Work instruction:
Go through the entries below and copy every line that holds the word "County".

----------

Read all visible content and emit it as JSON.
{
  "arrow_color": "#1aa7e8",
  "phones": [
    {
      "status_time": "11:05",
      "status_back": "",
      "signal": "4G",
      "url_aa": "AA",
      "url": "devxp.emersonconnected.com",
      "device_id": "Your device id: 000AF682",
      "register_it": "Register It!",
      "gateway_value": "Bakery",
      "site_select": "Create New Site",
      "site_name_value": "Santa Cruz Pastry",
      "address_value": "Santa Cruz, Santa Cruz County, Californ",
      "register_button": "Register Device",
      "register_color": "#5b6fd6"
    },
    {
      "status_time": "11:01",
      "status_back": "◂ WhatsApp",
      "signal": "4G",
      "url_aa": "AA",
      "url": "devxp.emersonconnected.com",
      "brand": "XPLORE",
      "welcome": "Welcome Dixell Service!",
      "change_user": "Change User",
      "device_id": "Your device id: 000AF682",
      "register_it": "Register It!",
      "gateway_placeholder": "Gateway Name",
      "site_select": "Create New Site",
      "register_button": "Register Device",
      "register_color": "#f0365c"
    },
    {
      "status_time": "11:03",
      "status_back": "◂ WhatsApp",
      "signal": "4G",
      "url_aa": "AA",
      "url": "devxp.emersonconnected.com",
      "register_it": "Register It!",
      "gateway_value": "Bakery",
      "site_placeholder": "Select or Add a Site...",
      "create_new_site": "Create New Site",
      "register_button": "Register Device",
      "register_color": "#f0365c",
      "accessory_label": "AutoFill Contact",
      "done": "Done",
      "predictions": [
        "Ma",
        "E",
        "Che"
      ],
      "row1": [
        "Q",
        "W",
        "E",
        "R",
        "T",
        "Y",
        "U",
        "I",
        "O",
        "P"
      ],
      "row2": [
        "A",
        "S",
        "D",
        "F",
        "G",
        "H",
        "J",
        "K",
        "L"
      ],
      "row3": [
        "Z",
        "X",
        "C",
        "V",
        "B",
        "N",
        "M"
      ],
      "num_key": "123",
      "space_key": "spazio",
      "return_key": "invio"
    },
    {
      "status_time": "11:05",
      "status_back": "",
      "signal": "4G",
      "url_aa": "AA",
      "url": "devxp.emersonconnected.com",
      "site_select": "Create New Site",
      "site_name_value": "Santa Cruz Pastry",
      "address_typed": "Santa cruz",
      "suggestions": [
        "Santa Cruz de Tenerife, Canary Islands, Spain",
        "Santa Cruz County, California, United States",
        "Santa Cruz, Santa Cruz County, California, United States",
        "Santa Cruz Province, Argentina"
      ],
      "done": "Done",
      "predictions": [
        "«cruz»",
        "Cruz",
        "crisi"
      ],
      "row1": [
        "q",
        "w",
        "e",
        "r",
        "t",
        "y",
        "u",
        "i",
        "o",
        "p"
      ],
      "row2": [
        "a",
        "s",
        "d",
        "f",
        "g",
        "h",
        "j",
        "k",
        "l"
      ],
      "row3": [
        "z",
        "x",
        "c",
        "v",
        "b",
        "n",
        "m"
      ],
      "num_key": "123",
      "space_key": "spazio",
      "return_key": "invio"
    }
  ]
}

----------

Reply to the exercise:
      "address_value": "Santa Cruz, Santa Cruz County, Californ",
        "Santa Cruz County, California, United States",
        "Santa Cruz, Santa Cruz County, California, United States",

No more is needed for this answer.